**Instructions to follow**
Output the entries underneath exactly as they are.

**Record excerpts**

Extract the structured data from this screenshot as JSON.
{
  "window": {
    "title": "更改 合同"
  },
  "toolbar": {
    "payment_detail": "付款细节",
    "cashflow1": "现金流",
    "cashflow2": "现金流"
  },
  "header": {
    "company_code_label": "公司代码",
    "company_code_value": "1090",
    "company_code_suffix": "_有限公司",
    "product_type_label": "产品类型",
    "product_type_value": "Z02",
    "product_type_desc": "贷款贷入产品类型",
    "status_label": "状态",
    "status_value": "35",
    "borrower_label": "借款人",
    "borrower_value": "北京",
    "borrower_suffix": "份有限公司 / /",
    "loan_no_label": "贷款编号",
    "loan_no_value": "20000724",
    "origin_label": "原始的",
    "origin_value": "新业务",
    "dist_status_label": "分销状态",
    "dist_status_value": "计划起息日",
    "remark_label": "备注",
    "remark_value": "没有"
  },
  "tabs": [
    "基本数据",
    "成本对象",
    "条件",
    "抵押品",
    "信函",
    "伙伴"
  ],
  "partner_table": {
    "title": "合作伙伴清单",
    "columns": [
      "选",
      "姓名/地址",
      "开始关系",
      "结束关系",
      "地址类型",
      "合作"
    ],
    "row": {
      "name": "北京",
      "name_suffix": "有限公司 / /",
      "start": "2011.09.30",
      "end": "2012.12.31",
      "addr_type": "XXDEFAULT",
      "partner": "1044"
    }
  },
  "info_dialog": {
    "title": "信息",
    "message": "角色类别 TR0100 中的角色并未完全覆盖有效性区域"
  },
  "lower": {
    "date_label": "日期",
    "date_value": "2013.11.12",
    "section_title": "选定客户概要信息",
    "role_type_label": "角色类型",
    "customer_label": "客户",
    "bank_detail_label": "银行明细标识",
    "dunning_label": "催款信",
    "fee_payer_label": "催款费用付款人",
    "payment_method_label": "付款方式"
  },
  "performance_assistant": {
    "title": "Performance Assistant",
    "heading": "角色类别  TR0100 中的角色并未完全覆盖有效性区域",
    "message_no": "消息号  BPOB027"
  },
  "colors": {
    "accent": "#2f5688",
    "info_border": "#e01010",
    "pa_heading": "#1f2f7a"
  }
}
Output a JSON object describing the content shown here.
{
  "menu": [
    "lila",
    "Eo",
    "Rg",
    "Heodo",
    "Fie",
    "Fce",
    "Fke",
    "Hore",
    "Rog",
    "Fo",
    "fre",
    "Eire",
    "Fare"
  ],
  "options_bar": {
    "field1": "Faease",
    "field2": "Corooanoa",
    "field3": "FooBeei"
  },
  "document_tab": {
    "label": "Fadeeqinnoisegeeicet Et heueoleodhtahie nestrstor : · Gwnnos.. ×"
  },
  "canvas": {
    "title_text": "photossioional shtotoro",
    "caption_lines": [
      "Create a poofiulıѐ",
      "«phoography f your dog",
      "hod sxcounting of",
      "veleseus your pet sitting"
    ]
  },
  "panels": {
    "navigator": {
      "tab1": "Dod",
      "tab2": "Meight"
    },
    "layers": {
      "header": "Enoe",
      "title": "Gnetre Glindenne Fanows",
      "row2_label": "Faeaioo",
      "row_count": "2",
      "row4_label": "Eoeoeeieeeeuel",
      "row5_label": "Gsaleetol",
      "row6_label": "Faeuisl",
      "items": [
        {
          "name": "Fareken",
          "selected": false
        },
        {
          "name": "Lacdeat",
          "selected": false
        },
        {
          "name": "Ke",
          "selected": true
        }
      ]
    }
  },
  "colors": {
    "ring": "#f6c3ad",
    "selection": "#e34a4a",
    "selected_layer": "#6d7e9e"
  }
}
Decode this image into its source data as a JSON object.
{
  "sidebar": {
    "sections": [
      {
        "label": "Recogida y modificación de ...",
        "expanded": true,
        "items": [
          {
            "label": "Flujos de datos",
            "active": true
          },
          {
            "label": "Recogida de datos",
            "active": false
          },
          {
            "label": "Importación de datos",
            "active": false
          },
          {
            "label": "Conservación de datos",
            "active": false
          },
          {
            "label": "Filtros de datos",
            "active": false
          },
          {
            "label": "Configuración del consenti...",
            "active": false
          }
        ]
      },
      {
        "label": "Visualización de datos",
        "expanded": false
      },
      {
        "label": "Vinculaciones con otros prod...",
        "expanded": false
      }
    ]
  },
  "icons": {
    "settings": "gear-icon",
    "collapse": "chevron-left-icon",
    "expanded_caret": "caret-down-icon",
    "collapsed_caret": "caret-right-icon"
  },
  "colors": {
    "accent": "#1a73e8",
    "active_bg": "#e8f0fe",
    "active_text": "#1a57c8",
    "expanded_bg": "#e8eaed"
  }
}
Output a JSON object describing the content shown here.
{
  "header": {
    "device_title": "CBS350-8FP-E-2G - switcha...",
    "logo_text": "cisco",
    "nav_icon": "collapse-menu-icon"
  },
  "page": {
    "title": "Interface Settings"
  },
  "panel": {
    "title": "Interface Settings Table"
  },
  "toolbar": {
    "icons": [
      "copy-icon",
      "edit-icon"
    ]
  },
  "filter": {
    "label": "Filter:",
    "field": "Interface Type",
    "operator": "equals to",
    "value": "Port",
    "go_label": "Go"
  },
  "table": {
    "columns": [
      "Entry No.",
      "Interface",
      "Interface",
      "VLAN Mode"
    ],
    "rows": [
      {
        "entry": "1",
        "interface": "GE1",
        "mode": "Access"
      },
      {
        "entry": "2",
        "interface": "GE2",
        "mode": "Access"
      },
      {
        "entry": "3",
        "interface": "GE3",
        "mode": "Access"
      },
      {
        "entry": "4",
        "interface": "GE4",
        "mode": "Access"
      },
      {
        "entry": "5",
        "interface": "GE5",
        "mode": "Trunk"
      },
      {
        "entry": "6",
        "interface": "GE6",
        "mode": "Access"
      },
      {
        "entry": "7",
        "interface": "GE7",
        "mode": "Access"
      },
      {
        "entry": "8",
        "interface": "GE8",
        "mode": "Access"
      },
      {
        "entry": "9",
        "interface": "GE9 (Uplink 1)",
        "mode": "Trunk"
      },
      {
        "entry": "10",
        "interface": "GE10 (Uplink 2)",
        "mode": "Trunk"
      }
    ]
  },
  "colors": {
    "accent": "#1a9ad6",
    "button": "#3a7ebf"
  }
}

**Exercise response**
Extract the structured data from this screenshot as JSON.
{
  "window": {
    "title": "更改 合同"
  },
  "toolbar": {
    "payment_detail": "付款细节",
    "cashflow1": "现金流",
    "cashflow2": "现金流"
  },
  "header": {
    "company_code_label": "公司代码",
    "company_code_value": "1090",
    "company_code_suffix": "_有限公司",
    "product_type_label": "产品类型",
    "product_type_value": "Z02",
    "product_type_desc": "贷款贷入产品类型",
    "status_label": "状态",
    "status_value": "35",
    "borrower_label": "借款人",
    "borrower_value": "北京",
    "borrower_suffix": "份有限公司 / /",
    "loan_no_label": "贷款编号",
    "loan_no_value": "20000724",
    "origin_label": "原始的",
    "origin_value": "新业务",
    "dist_status_label": "分销状态",
    "dist_status_value": "计划起息日",
    "remark_label": "备注",
    "remark_value": "没有"
  },
  "tabs": [
    "基本数据",
    "成本对象",
    "条件",
    "抵押品",
    "信函",
    "伙伴"
  ],
  "partner_table": {
    "title": "合作伙伴清单",
    "columns": [
      "选",
      "姓名/地址",
      "开始关系",
      "结束关系",
      "地址类型",
      "合作"
    ],
    "row": {
      "name": "北京",
      "name_suffix": "有限公司 / /",
      "start": "2011.09.30",
      "end": "2012.12.31",
      "addr_type": "XXDEFAULT",
      "partner": "1044"
    }
  },
  "info_dialog": {
    "title": "信息",
    "message": "角色类别 TR0100 中的角色并未完全覆盖有效性区域"
  },
  "lower": {
    "date_label": "日期",
    "date_value": "2013.11.12",
    "section_title": "选定客户概要信息",
    "role_type_label": "角色类型",
    "customer_label": "客户",
    "bank_detail_label": "银行明细标识",
    "dunning_label": "催款信",
    "fee_payer_label": "催款费用付款人",
    "payment_method_label": "付款方式"
  },
  "performance_assistant": {
    "title": "Performance Assistant",
    "heading": "角色类别  TR0100 中的角色并未完全覆盖有效性区域",
    "message_no": "消息号  BPOB027"
  },
  "colors": {
    "accent": "#2f5688",
    "info_border": "#e01010",
    "pa_heading": "#1f2f7a"
  }
}
Output a JSON object describing the content shown here.
{
  "menu": [
    "lila",
    "Eo",
    "Rg",
    "Heodo",
    "Fie",
    "Fce",
    "Fke",
    "Hore",
    "Rog",
    "Fo",
    "fre",
    "Eire",
    "Fare"
  ],
  "options_bar": {
    "field1": "Faease",
    "field2": "Corooanoa",
    "field3": "FooBeei"
  },
  "document_tab": {
    "label": "Fadeeqinnoisegeeicet Et heueoleodhtahie nestrstor : · Gwnnos.. ×"
  },
  "canvas": {
    "title_text": "photossioional shtotoro",
    "caption_lines": [
      "Create a poofiulıѐ",
      "«phoography f your dog",
      "hod sxcounting of",
      "veleseus your pet sitting"
    ]
  },
  "panels": {
    "navigator": {
      "tab1": "Dod",
      "tab2": "Meight"
    },
    "layers": {
      "header": "Enoe",
      "title": "Gnetre Glindenne Fanows",
      "row2_label": "Faeaioo",
      "row_count": "2",
      "row4_label": "Eoeoeeieeeeuel",
      "row5_label": "Gsaleetol",
      "row6_label": "Faeuisl",
      "items": [
        {
          "name": "Fareken",
          "selected": false
        },
        {
          "name": "Lacdeat",
          "selected": false
        },
        {
          "name": "Ke",
          "selected": true
        }
      ]
    }
  },
  "colors": {
    "ring": "#f6c3ad",
    "selection": "#e34a4a",
    "selected_layer": "#6d7e9e"
  }
}
Decode this image into its source data as a JSON object.
{
  "sidebar": {
    "sections": [
      {
        "label": "Recogida y modificación de ...",
        "expanded": true,
        "items": [
          {
            "label": "Flujos de datos",
            "active": true
          },
          {
            "label": "Recogida de datos",
            "active": false
          },
          {
            "label": "Importación de datos",
            "active": false
          },
          {
            "label": "Conservación de datos",
            "active": false
          },
          {
            "label": "Filtros de datos",
            "active": false
          },
          {
            "label": "Configuración del consenti...",
            "active": false
          }
        ]
      },
      {
        "label": "Visualización de datos",
        "expanded": false
      },
      {
        "label": "Vinculaciones con otros prod...",
        "expanded": false
      }
    ]
  },
  "icons": {
    "settings": "gear-icon",
    "collapse": "chevron-left-icon",
    "expanded_caret": "caret-down-icon",
    "collapsed_caret": "caret-right-icon"
  },
  "colors": {
    "accent": "#1a73e8",
    "active_bg": "#e8f0fe",
    "active_text": "#1a57c8",
    "expanded_bg": "#e8eaed"
  }
}
Output a JSON object describing the content shown here.
{
  "header": {
    "device_title": "CBS350-8FP-E-2G - switcha...",
    "logo_text": "cisco",
    "nav_icon": "collapse-menu-icon"
  },
  "page": {
    "title": "Interface Settings"
  },
  "panel": {
    "title": "Interface Settings Table"
  },
  "toolbar": {
    "icons": [
      "copy-icon",
      "edit-icon"
    ]
  },
  "filter": {
    "label": "Filter:",
    "field": "Interface Type",
    "operator": "equals to",
    "value": "Port",
    "go_label": "Go"
  },
  "table": {
    "columns": [
      "Entry No.",
      "Interface",
      "Interface",
      "VLAN Mode"
    ],
    "rows": [
      {
        "entry": "1",
        "interface": "GE1",
        "mode": "Access"
      },
      {
        "entry": "2",
        "interface": "GE2",
        "mode": "Access"
      },
      {
        "entry": "3",
        "interface": "GE3",
        "mode": "Access"
      },
      {
        "entry": "4",
        "interface": "GE4",
        "mode": "Access"
      },
      {
        "entry": "5",
        "interface": "GE5",
        "mode": "Trunk"
      },
      {
        "entry": "6",
        "interface": "GE6",
        "mode": "Access"
      },
      {
        "entry": "7",
        "interface": "GE7",
        "mode": "Access"
      },
      {
        "entry": "8",
        "interface": "GE8",
        "mode": "Access"
      },
      {
        "entry": "9",
        "interface": "GE9 (Uplink 1)",
        "mode": "Trunk"
      },
      {
        "entry": "10",
        "interface": "GE10 (Uplink 2)",
        "mode": "Trunk"
      }
    ]
  },
  "colors": {
    "accent": "#1a9ad6",
    "button": "#3a7ebf"
  }
}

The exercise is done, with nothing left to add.